The Problem

Your iOS 10 application is running in the background on a user's device, and you need to notify them that something needs their attention.

The Solution

The best way to handle this situation is to use the local notification system to get the users attention. Plus if they miss it, it will also be logged in the notification center. This is very straight forward, here is a simple example.

The Setup

First, create a single view iOS application with the Swift Language. I went with a universal device, the choice is up to you, it makes no difference for this example.

The Code

Setup The Request For Permission To Use Notifications

As part of the first run experience for the application, we need to ask the user for permission to send them notifications. To do that, open ViewController.swift and add the following. First, at the top of the file before the opening class code, we will import UserNotifications

import UserNotifications

Next, we will add a function to perform the check and ask the user for permission. In the class add a new function.

func initNotificationSetupCheck() {
    UNUserNotificationCenter.current().requestAuthorization(options: [.alert])
    { (success, error) in
        if success {
            print("Permission Granted")
        } else {
            print("There was a problem!")

I have added two statements that will print to Xcode’s console whether the user gave permission or not, mostly this is simple because there is no other feedback to know which outcome occurred. Now we need to call this new function in the viewDidLoad() method. I want to point out here to those of you saying “But we could just add this directly to viewdidLoad()”, yes indeed you can if you want. However, consider this a cleaner method for when an application grows and we have to deal with a lot more code and maybe want to change this section later. Plus it reads cleaner in my opinion. So the viewDidLoad() should look like this

override func viewDidLoad() {
    // Do any additional setup after loading the view, typically from a nib.

If you run the application now, you should get the permission request popup appear. This will only happen one time, to try it over again, you will have to remove the application from either your device or the simulator.

On To The Notification

Add a button to the storyboard and give it a label.

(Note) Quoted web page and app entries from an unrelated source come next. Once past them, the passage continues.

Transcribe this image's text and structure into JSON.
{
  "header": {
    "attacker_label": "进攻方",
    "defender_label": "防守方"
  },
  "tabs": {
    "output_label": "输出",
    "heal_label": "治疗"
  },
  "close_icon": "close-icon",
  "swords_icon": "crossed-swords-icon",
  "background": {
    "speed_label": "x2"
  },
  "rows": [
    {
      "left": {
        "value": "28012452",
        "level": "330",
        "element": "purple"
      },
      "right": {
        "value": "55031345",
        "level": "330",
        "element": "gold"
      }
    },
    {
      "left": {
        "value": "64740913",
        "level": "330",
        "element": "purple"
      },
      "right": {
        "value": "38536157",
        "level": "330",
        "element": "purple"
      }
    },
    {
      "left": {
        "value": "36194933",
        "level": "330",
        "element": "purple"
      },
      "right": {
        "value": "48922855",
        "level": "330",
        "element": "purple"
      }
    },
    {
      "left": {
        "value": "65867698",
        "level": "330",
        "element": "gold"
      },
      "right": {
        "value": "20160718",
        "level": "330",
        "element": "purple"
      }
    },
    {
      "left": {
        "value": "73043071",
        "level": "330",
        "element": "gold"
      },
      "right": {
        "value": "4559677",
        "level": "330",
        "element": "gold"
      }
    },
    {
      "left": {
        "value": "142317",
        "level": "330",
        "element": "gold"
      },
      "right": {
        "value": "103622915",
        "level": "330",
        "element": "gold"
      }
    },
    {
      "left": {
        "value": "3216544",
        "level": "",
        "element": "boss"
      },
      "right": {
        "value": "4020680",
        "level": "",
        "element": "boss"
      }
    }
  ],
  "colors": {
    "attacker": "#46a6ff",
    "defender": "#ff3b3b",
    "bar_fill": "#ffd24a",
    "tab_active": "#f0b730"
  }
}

Also, create a new @IBAction so we can add some code. I am going to assume you know how to do that if not, check out my other Swift posts . Go back to the viewController.swift file and in the new action for the button that you just created, add the following code.

let notification = UNMutableNotificationContent()
notification.title = "Danger Will Robinson"
notification.subtitle = "Something This Way Comes"
notification.body = "I need to tell you something, but first read this."

let notificationTrigger = UNTimeIntervalNotificationTrigger(timeInterval: 5, repeats: false)
let request = UNNotificationRequest(identifier: "notification1", content: notification, trigger: notificationTrigger)

UNUserNotificationCenter.current().add(request, withCompletionHandler: nil)

Time to break this code down!

let notification = UNMutableNotificationContent()

We create a new object that will hold the data for our notification. There are several properties available, in this example, we set a title, subtitle, and body text with the following.

notification.title = "Danger Will Robinson"
notification.subtitle = "Something This Way Comes"
notification.body = "I need to tell you something, but first read this.

Next, we need a trigger to make the notification fire. But! We need to have the application in the background, so I created a timer that will fire five seconds after we touch the button, this gives us enough time to get back to the home screen.

let notificationTrigger = UNTimeIntervalNotificationTrigger(timeInterval: 5, repeats: false)

Now that we have our notification object and a way to trigger it, we need to create a request object to send to iOS asking for our notification to be registered and ready for use. I want to thank Moh Tabi on medium, for the very important point that each notification needs to have a unique identifier. The reason, if you send another notification request with the same identifier it will over-write the previous.

let request = UNNotificationRequest(identifier: "notification1", content: notification, trigger: notificationTrigger)

Lastly, we send our request to iOS.

UNUserNotificationCenter.current().add(request, withCompletionHandler: nil)

Time To Test

With everything in place, we are now ready to run the application. Remember! You have five seconds to get to the home screen after touching the button. If everything goes well you should see the notification appear, you can touch it and the application will return to the foreground.

iOS 10 Simulator showing notification

The Wrap

The process for creating a local notification using Swift 3 for iOS 10, feels a lot simpler than previous versions. In this simple example, I barely touch on the capabilities of the new rich notifications you can create. I have created a GitHub repository with example code here.